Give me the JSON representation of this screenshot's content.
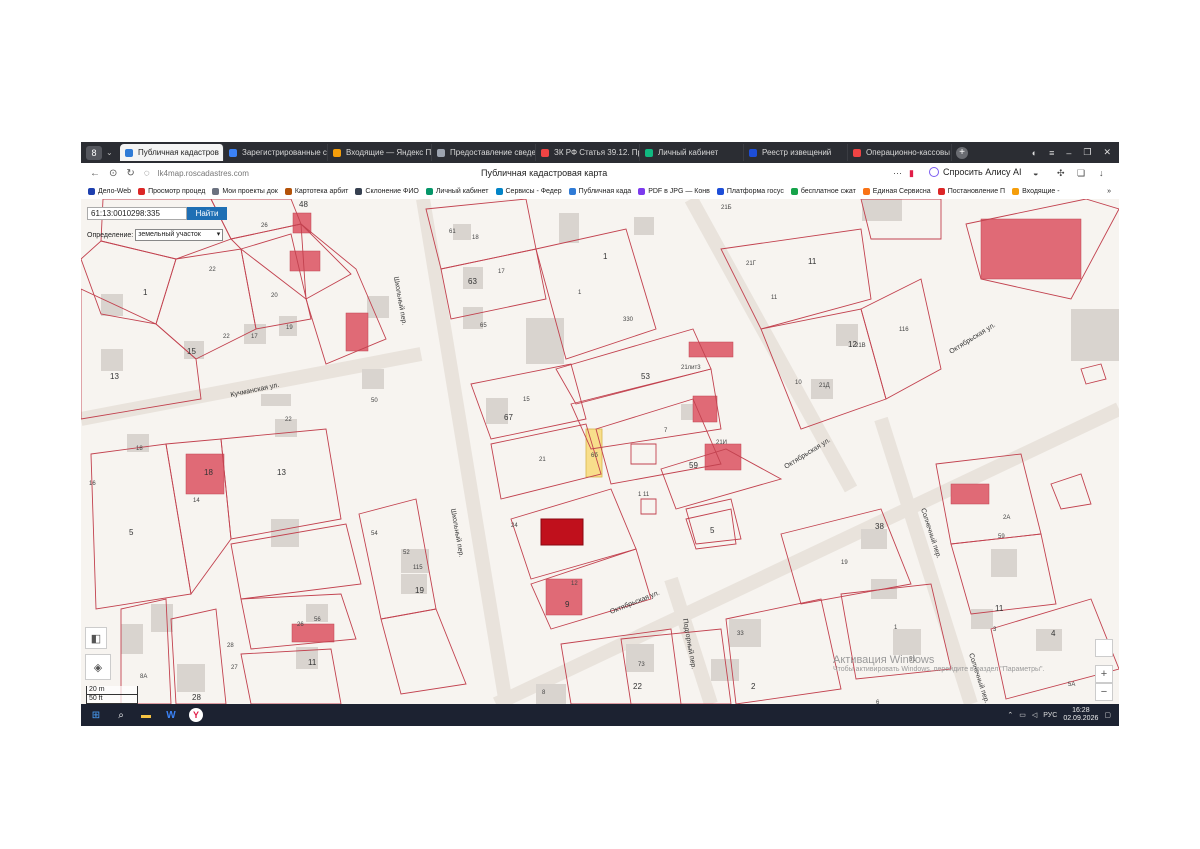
{
  "browser": {
    "tabs": [
      {
        "label": "Публичная кадастров",
        "active": true,
        "color": "#2f7bd6"
      },
      {
        "label": "Зарегистрированные со",
        "active": false,
        "color": "#3b82f6"
      },
      {
        "label": "Входящие — Яндекс По",
        "active": false,
        "color": "#f59e0b"
      },
      {
        "label": "Предоставление сведе",
        "active": false,
        "color": "#9ca3af"
      },
      {
        "label": "ЗК РФ Статья 39.12. Пр",
        "active": false,
        "color": "#ef4444"
      },
      {
        "label": "Личный кабинет",
        "active": false,
        "color": "#10b981"
      },
      {
        "label": "Реестр извещений",
        "active": false,
        "color": "#1d4ed8"
      },
      {
        "label": "Операционно-кассовы",
        "active": false,
        "color": "#ef4444"
      }
    ],
    "url": "lk4map.roscadastres.com",
    "page_title": "Публичная кадастровая карта",
    "alice_label": "Спросить Алису AI",
    "bookmarks": [
      {
        "label": "Дело-Web",
        "color": "#1e40af"
      },
      {
        "label": "Просмотр процед",
        "color": "#dc2626"
      },
      {
        "label": "Мои проекты док",
        "color": "#6b7280"
      },
      {
        "label": "Картотека арбит",
        "color": "#b45309"
      },
      {
        "label": "Склонение ФИО",
        "color": "#374151"
      },
      {
        "label": "Личный кабинет",
        "color": "#059669"
      },
      {
        "label": "Сервисы - Федер",
        "color": "#0284c7"
      },
      {
        "label": "Публичная када",
        "color": "#2f7bd6"
      },
      {
        "label": "PDF в JPG — Конв",
        "color": "#7c3aed"
      },
      {
        "label": "Платформа госус",
        "color": "#1d4ed8"
      },
      {
        "label": "бесплатное сжат",
        "color": "#16a34a"
      },
      {
        "label": "Единая Сервисна",
        "color": "#f97316"
      },
      {
        "label": "Постановление П",
        "color": "#dc2626"
      },
      {
        "label": "Входящие -",
        "color": "#f59e0b"
      }
    ]
  },
  "map": {
    "search_value": "61:13:0010298:335",
    "find_label": "Найти",
    "definition_label": "Определение:",
    "definition_value": "земельный участок",
    "scale_m": "20 m",
    "scale_ft": "50 ft",
    "watermark_title": "Активация Windows",
    "watermark_sub": "Чтобы активировать Windows, перейдите в раздел \"Параметры\".",
    "streets": [
      "Кучманская ул.",
      "Школьный пер.",
      "Школьный пер.",
      "Октябрьская ул.",
      "Октябрьская ул.",
      "Октябрьская ул.",
      "Подгорный пер.",
      "Солнечный пер.",
      "Солнечный пер."
    ],
    "parcel_labels": [
      "48",
      "26",
      "22",
      "1",
      "20",
      "19",
      "15",
      "22",
      "17",
      "13",
      "61",
      "18",
      "63",
      "17",
      "65",
      "1",
      "1",
      "330",
      "53",
      "21лит3",
      "21Б",
      "11",
      "21Г",
      "11",
      "21В",
      "21Д",
      "116",
      "12",
      "10",
      "50",
      "67",
      "15",
      "22",
      "13",
      "18",
      "16",
      "5",
      "14",
      "21",
      "6б",
      "7",
      "21И",
      "59",
      "24",
      "1 11",
      "5",
      "115",
      "52",
      "19",
      "54",
      "19",
      "38",
      "2А",
      "59",
      "11",
      "56",
      "26",
      "11",
      "28",
      "27",
      "28",
      "8А",
      "8",
      "22",
      "73",
      "33",
      "2",
      "1",
      "3",
      "4",
      "5А",
      "12",
      "9",
      "51",
      "6",
      "18",
      "40"
    ],
    "zoom_in": "+",
    "zoom_out": "−"
  },
  "taskbar": {
    "lang": "РУС",
    "time": "16:28",
    "date": "02.09.2026"
  }
}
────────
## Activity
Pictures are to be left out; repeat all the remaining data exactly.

## Exercise solution
Give me the JSON representation of this screenshot's content.
{
  "browser": {
    "tabs": [
      {
        "label": "Публичная кадастров",
        "active": true,
        "color": "#2f7bd6"
      },
      {
        "label": "Зарегистрированные со",
        "active": false,
        "color": "#3b82f6"
      },
      {
        "label": "Входящие — Яндекс По",
        "active": false,
        "color": "#f59e0b"
      },
      {
        "label": "Предоставление сведе",
        "active": false,
        "color": "#9ca3af"
      },
      {
        "label": "ЗК РФ Статья 39.12. Пр",
        "active": false,
        "color": "#ef4444"
      },
      {
        "label": "Личный кабинет",
        "active": false,
        "color": "#10b981"
      },
      {
        "label": "Реестр извещений",
        "active": false,
        "color": "#1d4ed8"
      },
      {
        "label": "Операционно-кассовы",
        "active": false,
        "color": "#ef4444"
      }
    ],
    "url": "lk4map.roscadastres.com",
    "page_title": "Публичная кадастровая карта",
    "alice_label": "Спросить Алису AI",
    "bookmarks": [
      {
        "label": "Дело-Web",
        "color": "#1e40af"
      },
      {
        "label": "Просмотр процед",
        "color": "#dc2626"
      },
      {
        "label": "Мои проекты док",
        "color": "#6b7280"
      },
      {
        "label": "Картотека арбит",
        "color": "#b45309"
      },
      {
        "label": "Склонение ФИО",
        "color": "#374151"
      },
      {
        "label": "Личный кабинет",
        "color": "#059669"
      },
      {
        "label": "Сервисы - Федер",
        "color": "#0284c7"
      },
      {
        "label": "Публичная када",
        "color": "#2f7bd6"
      },
      {
        "label": "PDF в JPG — Конв",
        "color": "#7c3aed"
      },
      {
        "label": "Платформа госус",
        "color": "#1d4ed8"
      },
      {
        "label": "бесплатное сжат",
        "color": "#16a34a"
      },
      {
        "label": "Единая Сервисна",
        "color": "#f97316"
      },
      {
        "label": "Постановление П",
        "color": "#dc2626"
      },
      {
        "label": "Входящие -",
        "color": "#f59e0b"
      }
    ]
  },
  "map": {
    "search_value": "61:13:0010298:335",
    "find_label": "Найти",
    "definition_label": "Определение:",
    "definition_value": "земельный участок",
    "scale_m": "20 m",
    "scale_ft": "50 ft",
    "watermark_title": "Активация Windows",
    "watermark_sub": "Чтобы активировать Windows, перейдите в раздел \"Параметры\".",
    "streets": [
      "Кучманская ул.",
      "Школьный пер.",
      "Школьный пер.",
      "Октябрьская ул.",
      "Октябрьская ул.",
      "Октябрьская ул.",
      "Подгорный пер.",
      "Солнечный пер.",
      "Солнечный пер."
    ],
    "parcel_labels": [
      "48",
      "26",
      "22",
      "1",
      "20",
      "19",
      "15",
      "22",
      "17",
      "13",
      "61",
      "18",
      "63",
      "17",
      "65",
      "1",
      "1",
      "330",
      "53",
      "21лит3",
      "21Б",
      "11",
      "21Г",
      "11",
      "21В",
      "21Д",
      "116",
      "12",
      "10",
      "50",
      "67",
      "15",
      "22",
      "13",
      "18",
      "16",
      "5",
      "14",
      "21",
      "6б",
      "7",
      "21И",
      "59",
      "24",
      "1 11",
      "5",
      "115",
      "52",
      "19",
      "54",
      "19",
      "38",
      "2А",
      "59",
      "11",
      "56",
      "26",
      "11",
      "28",
      "27",
      "28",
      "8А",
      "8",
      "22",
      "73",
      "33",
      "2",
      "1",
      "3",
      "4",
      "5А",
      "12",
      "9",
      "51",
      "6",
      "18",
      "40"
    ],
    "zoom_in": "+",
    "zoom_out": "−"
  },
  "taskbar": {
    "lang": "РУС",
    "time": "16:28",
    "date": "02.09.2026"
  }
}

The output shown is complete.